Irish emigrants following their American Dream in ways they never expected


Having spent his first year out of college taking internships in legal editing and human rights abroad, he came to New York City last year on a similar trajectory. Twelve months later he has resurrected a childhood passion for acting and dance. 

Having taken several classes and embraced the city’s theatrics, he has been temporarily drawn away from law and been awakened to the realization that we are young enough to take risks and give our passions a chance to flourish. 

There is also an influx of accidental adventurers who are intriguing to follow. Many have fallen into jobs and career paths that they never would have imagined before moving to New York. 

Whether it’s designing apps and learning to code in the tech business with a degree in zoology, or joining a dance troupe while bartending to make rent and keeping up a “social media internship” to keep the visa hounds off your back, the city is full of us. 

Peppered across Brooklyn and Queens, the Irish are continuing to prove themselves brave, bold and willing to try. You don’t simply leave the comfort and solace of books behind for a lifestyle like this unless it is something you are truly passionate about, or a risk you are really willing to take.  There is a drive behind people like this that pushes you to grab this year in New York by the scruff of the neck and make it work for you.

Before coming to New York, I was told time and again that it is a sink-or-swim city, and not to feel bad if I failed. Looking around me, I see a group of people trying their best and often succeeding to the point of exceeding their own expectations of themselves. 
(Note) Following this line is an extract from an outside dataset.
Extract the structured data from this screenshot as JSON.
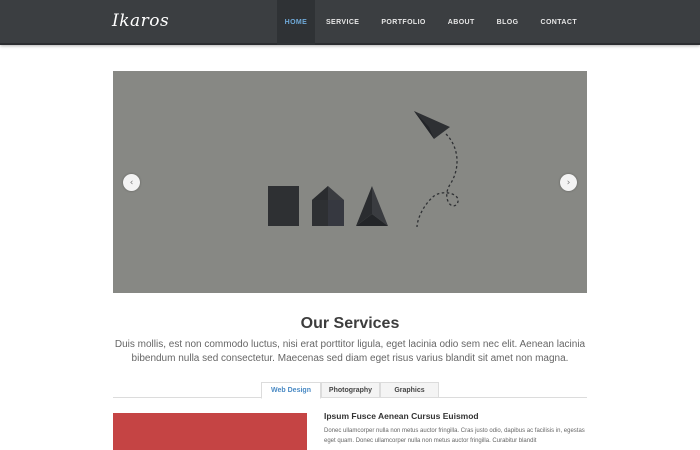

Irish people are notoriously self-deprecating and will continually doubt their own abilities, but the graduates out here can take at least a little pride in what they have done – even though I doubt any of us will. It requires a huge leap of faith to abandon home and land in this city lost, broke, and terrified. 
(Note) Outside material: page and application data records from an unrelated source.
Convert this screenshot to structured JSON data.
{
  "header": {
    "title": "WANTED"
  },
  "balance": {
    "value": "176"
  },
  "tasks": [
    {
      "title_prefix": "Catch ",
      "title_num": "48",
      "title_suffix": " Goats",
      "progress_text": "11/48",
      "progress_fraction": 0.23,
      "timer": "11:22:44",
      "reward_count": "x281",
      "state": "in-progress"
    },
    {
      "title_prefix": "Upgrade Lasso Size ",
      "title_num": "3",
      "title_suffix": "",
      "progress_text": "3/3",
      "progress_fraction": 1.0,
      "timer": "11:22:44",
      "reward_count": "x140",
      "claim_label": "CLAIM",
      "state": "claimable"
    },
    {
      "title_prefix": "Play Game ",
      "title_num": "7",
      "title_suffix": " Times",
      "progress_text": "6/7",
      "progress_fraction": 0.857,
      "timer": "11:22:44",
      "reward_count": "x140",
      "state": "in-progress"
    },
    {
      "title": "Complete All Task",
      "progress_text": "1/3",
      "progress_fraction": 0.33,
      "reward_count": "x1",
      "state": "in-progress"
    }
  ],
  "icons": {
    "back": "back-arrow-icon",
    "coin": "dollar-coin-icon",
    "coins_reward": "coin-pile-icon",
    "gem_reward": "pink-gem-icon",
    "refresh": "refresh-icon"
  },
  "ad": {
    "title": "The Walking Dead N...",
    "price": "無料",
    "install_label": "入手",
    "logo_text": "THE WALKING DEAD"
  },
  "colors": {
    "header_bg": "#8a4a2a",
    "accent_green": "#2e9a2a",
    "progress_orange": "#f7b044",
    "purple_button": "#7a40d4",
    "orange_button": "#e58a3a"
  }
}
Whether we return to Ireland having taken leaps and bounds in our career, or having simply survived, we will all have a story worth coming home to tell.